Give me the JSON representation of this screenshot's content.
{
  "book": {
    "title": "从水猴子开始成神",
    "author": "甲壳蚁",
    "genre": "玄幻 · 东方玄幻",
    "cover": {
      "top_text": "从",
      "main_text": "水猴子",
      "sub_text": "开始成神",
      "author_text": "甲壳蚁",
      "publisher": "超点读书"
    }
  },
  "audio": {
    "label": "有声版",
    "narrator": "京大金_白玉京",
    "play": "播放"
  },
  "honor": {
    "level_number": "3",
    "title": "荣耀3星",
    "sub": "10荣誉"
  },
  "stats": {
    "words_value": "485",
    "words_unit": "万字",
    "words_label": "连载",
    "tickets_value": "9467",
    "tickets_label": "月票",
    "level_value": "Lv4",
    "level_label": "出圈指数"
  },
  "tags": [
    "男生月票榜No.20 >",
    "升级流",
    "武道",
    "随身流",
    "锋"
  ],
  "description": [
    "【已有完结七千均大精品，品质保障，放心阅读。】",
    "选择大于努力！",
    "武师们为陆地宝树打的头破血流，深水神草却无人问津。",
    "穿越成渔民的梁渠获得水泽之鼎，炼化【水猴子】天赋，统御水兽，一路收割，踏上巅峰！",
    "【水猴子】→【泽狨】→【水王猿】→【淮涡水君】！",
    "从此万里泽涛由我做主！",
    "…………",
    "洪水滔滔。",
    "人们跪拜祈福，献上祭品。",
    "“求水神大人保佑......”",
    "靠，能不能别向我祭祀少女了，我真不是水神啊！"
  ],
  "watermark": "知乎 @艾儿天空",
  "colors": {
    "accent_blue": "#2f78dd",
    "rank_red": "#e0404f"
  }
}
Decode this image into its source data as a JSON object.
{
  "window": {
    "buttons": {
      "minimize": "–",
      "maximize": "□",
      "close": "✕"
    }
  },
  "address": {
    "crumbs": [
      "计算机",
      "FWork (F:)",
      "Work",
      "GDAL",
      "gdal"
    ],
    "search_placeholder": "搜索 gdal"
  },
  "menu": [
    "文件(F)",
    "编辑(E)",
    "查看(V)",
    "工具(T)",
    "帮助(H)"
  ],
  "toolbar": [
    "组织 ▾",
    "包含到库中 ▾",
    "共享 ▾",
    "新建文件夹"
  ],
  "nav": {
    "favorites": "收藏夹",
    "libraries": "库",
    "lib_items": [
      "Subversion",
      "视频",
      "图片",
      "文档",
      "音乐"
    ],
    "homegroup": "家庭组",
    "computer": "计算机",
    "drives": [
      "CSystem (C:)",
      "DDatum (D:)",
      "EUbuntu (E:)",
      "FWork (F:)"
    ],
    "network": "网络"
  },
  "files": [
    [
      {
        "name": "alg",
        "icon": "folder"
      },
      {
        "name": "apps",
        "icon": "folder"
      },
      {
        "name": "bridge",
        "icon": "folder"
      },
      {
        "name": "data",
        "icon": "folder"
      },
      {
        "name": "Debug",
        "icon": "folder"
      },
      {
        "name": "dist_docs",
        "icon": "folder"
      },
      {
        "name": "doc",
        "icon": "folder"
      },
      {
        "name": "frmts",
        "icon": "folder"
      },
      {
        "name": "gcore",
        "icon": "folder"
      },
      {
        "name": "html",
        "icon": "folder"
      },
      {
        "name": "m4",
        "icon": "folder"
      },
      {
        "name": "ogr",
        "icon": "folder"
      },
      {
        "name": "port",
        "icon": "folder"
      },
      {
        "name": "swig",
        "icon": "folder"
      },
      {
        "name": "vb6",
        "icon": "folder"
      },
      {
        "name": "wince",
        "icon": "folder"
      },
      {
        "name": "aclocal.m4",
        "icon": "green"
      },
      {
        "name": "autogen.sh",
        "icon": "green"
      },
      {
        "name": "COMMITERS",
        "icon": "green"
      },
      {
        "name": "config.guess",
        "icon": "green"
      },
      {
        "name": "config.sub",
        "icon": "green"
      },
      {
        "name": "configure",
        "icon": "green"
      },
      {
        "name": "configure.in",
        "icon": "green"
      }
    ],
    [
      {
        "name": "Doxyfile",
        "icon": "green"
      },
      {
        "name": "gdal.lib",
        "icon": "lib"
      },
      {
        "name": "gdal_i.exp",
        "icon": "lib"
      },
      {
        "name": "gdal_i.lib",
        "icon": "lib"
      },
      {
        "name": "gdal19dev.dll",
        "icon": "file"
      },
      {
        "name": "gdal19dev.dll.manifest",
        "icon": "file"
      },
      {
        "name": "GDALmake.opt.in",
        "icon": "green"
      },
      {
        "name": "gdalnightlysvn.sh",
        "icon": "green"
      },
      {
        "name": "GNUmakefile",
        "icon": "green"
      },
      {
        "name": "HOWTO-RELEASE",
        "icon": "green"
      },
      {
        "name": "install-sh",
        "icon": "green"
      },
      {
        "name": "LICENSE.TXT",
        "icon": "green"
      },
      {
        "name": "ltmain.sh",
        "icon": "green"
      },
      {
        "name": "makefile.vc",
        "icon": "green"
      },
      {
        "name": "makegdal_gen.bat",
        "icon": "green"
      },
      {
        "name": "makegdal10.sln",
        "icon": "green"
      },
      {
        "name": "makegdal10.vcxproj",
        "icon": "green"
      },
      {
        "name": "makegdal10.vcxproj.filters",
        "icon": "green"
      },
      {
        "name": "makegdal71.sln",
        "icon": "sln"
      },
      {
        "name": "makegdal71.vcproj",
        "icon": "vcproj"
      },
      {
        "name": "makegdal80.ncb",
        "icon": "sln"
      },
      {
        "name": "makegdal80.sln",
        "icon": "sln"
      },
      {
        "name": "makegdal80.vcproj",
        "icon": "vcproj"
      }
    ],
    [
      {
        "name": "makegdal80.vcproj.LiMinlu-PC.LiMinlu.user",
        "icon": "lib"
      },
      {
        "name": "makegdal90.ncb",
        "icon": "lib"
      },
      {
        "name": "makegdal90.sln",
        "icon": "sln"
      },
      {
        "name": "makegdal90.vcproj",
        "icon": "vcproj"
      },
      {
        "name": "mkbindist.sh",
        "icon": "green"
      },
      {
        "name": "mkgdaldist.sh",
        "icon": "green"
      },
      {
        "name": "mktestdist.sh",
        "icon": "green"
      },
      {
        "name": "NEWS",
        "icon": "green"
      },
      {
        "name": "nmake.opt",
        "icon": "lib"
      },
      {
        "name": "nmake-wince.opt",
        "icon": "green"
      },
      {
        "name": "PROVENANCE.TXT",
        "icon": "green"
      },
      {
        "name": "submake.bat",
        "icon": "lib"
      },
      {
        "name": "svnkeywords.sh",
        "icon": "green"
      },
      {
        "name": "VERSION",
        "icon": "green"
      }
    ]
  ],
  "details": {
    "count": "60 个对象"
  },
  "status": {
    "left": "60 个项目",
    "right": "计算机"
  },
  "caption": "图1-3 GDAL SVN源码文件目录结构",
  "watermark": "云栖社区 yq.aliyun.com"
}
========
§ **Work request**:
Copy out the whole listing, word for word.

§ **Reply to the task**:
Give me the JSON representation of this screenshot's content.
{
  "book": {
    "title": "从水猴子开始成神",
    "author": "甲壳蚁",
    "genre": "玄幻 · 东方玄幻",
    "cover": {
      "top_text": "从",
      "main_text": "水猴子",
      "sub_text": "开始成神",
      "author_text": "甲壳蚁",
      "publisher": "超点读书"
    }
  },
  "audio": {
    "label": "有声版",
    "narrator": "京大金_白玉京",
    "play": "播放"
  },
  "honor": {
    "level_number": "3",
    "title": "荣耀3星",
    "sub": "10荣誉"
  },
  "stats": {
    "words_value": "485",
    "words_unit": "万字",
    "words_label": "连载",
    "tickets_value": "9467",
    "tickets_label": "月票",
    "level_value": "Lv4",
    "level_label": "出圈指数"
  },
  "tags": [
    "男生月票榜No.20 >",
    "升级流",
    "武道",
    "随身流",
    "锋"
  ],
  "description": [
    "【已有完结七千均大精品，品质保障，放心阅读。】",
    "选择大于努力！",
    "武师们为陆地宝树打的头破血流，深水神草却无人问津。",
    "穿越成渔民的梁渠获得水泽之鼎，炼化【水猴子】天赋，统御水兽，一路收割，踏上巅峰！",
    "【水猴子】→【泽狨】→【水王猿】→【淮涡水君】！",
    "从此万里泽涛由我做主！",
    "…………",
    "洪水滔滔。",
    "人们跪拜祈福，献上祭品。",
    "“求水神大人保佑......”",
    "靠，能不能别向我祭祀少女了，我真不是水神啊！"
  ],
  "watermark": "知乎 @艾儿天空",
  "colors": {
    "accent_blue": "#2f78dd",
    "rank_red": "#e0404f"
  }
}
Decode this image into its source data as a JSON object.
{
  "window": {
    "buttons": {
      "minimize": "–",
      "maximize": "□",
      "close": "✕"
    }
  },
  "address": {
    "crumbs": [
      "计算机",
      "FWork (F:)",
      "Work",
      "GDAL",
      "gdal"
    ],
    "search_placeholder": "搜索 gdal"
  },
  "menu": [
    "文件(F)",
    "编辑(E)",
    "查看(V)",
    "工具(T)",
    "帮助(H)"
  ],
  "toolbar": [
    "组织 ▾",
    "包含到库中 ▾",
    "共享 ▾",
    "新建文件夹"
  ],
  "nav": {
    "favorites": "收藏夹",
    "libraries": "库",
    "lib_items": [
      "Subversion",
      "视频",
      "图片",
      "文档",
      "音乐"
    ],
    "homegroup": "家庭组",
    "computer": "计算机",
    "drives": [
      "CSystem (C:)",
      "DDatum (D:)",
      "EUbuntu (E:)",
      "FWork (F:)"
    ],
    "network": "网络"
  },
  "files": [
    [
      {
        "name": "alg",
        "icon": "folder"
      },
      {
        "name": "apps",
        "icon": "folder"
      },
      {
        "name": "bridge",
        "icon": "folder"
      },
      {
        "name": "data",
        "icon": "folder"
      },
      {
        "name": "Debug",
        "icon": "folder"
      },
      {
        "name": "dist_docs",
        "icon": "folder"
      },
      {
        "name": "doc",
        "icon": "folder"
      },
      {
        "name": "frmts",
        "icon": "folder"
      },
      {
        "name": "gcore",
        "icon": "folder"
      },
      {
        "name": "html",
        "icon": "folder"
      },
      {
        "name": "m4",
        "icon": "folder"
      },
      {
        "name": "ogr",
        "icon": "folder"
      },
      {
        "name": "port",
        "icon": "folder"
      },
      {
        "name": "swig",
        "icon": "folder"
      },
      {
        "name": "vb6",
        "icon": "folder"
      },
      {
        "name": "wince",
        "icon": "folder"
      },
      {
        "name": "aclocal.m4",
        "icon": "green"
      },
      {
        "name": "autogen.sh",
        "icon": "green"
      },
      {
        "name": "COMMITERS",
        "icon": "green"
      },
      {
        "name": "config.guess",
        "icon": "green"
      },
      {
        "name": "config.sub",
        "icon": "green"
      },
      {
        "name": "configure",
        "icon": "green"
      },
      {
        "name": "configure.in",
        "icon": "green"
      }
    ],
    [
      {
        "name": "Doxyfile",
        "icon": "green"
      },
      {
        "name": "gdal.lib",
        "icon": "lib"
      },
      {
        "name": "gdal_i.exp",
        "icon": "lib"
      },
      {
        "name": "gdal_i.lib",
        "icon": "lib"
      },
      {
        "name": "gdal19dev.dll",
        "icon": "file"
      },
      {
        "name": "gdal19dev.dll.manifest",
        "icon": "file"
      },
      {
        "name": "GDALmake.opt.in",
        "icon": "green"
      },
      {
        "name": "gdalnightlysvn.sh",
        "icon": "green"
      },
      {
        "name": "GNUmakefile",
        "icon": "green"
      },
      {
        "name": "HOWTO-RELEASE",
        "icon": "green"
      },
      {
        "name": "install-sh",
        "icon": "green"
      },
      {
        "name": "LICENSE.TXT",
        "icon": "green"
      },
      {
        "name": "ltmain.sh",
        "icon": "green"
      },
      {
        "name": "makefile.vc",
        "icon": "green"
      },
      {
        "name": "makegdal_gen.bat",
        "icon": "green"
      },
      {
        "name": "makegdal10.sln",
        "icon": "green"
      },
      {
        "name": "makegdal10.vcxproj",
        "icon": "green"
      },
      {
        "name": "makegdal10.vcxproj.filters",
        "icon": "green"
      },
      {
        "name": "makegdal71.sln",
        "icon": "sln"
      },
      {
        "name": "makegdal71.vcproj",
        "icon": "vcproj"
      },
      {
        "name": "makegdal80.ncb",
        "icon": "sln"
      },
      {
        "name": "makegdal80.sln",
        "icon": "sln"
      },
      {
        "name": "makegdal80.vcproj",
        "icon": "vcproj"
      }
    ],
    [
      {
        "name": "makegdal80.vcproj.LiMinlu-PC.LiMinlu.user",
        "icon": "lib"
      },
      {
        "name": "makegdal90.ncb",
        "icon": "lib"
      },
      {
        "name": "makegdal90.sln",
        "icon": "sln"
      },
      {
        "name": "makegdal90.vcproj",
        "icon": "vcproj"
      },
      {
        "name": "mkbindist.sh",
        "icon": "green"
      },
      {
        "name": "mkgdaldist.sh",
        "icon": "green"
      },
      {
        "name": "mktestdist.sh",
        "icon": "green"
      },
      {
        "name": "NEWS",
        "icon": "green"
      },
      {
        "name": "nmake.opt",
        "icon": "lib"
      },
      {
        "name": "nmake-wince.opt",
        "icon": "green"
      },
      {
        "name": "PROVENANCE.TXT",
        "icon": "green"
      },
      {
        "name": "submake.bat",
        "icon": "lib"
      },
      {
        "name": "svnkeywords.sh",
        "icon": "green"
      },
      {
        "name": "VERSION",
        "icon": "green"
      }
    ]
  ],
  "details": {
    "count": "60 个对象"
  },
  "status": {
    "left": "60 个项目",
    "right": "计算机"
  },
  "caption": "图1-3 GDAL SVN源码文件目录结构",
  "watermark": "云栖社区 yq.aliyun.com"
}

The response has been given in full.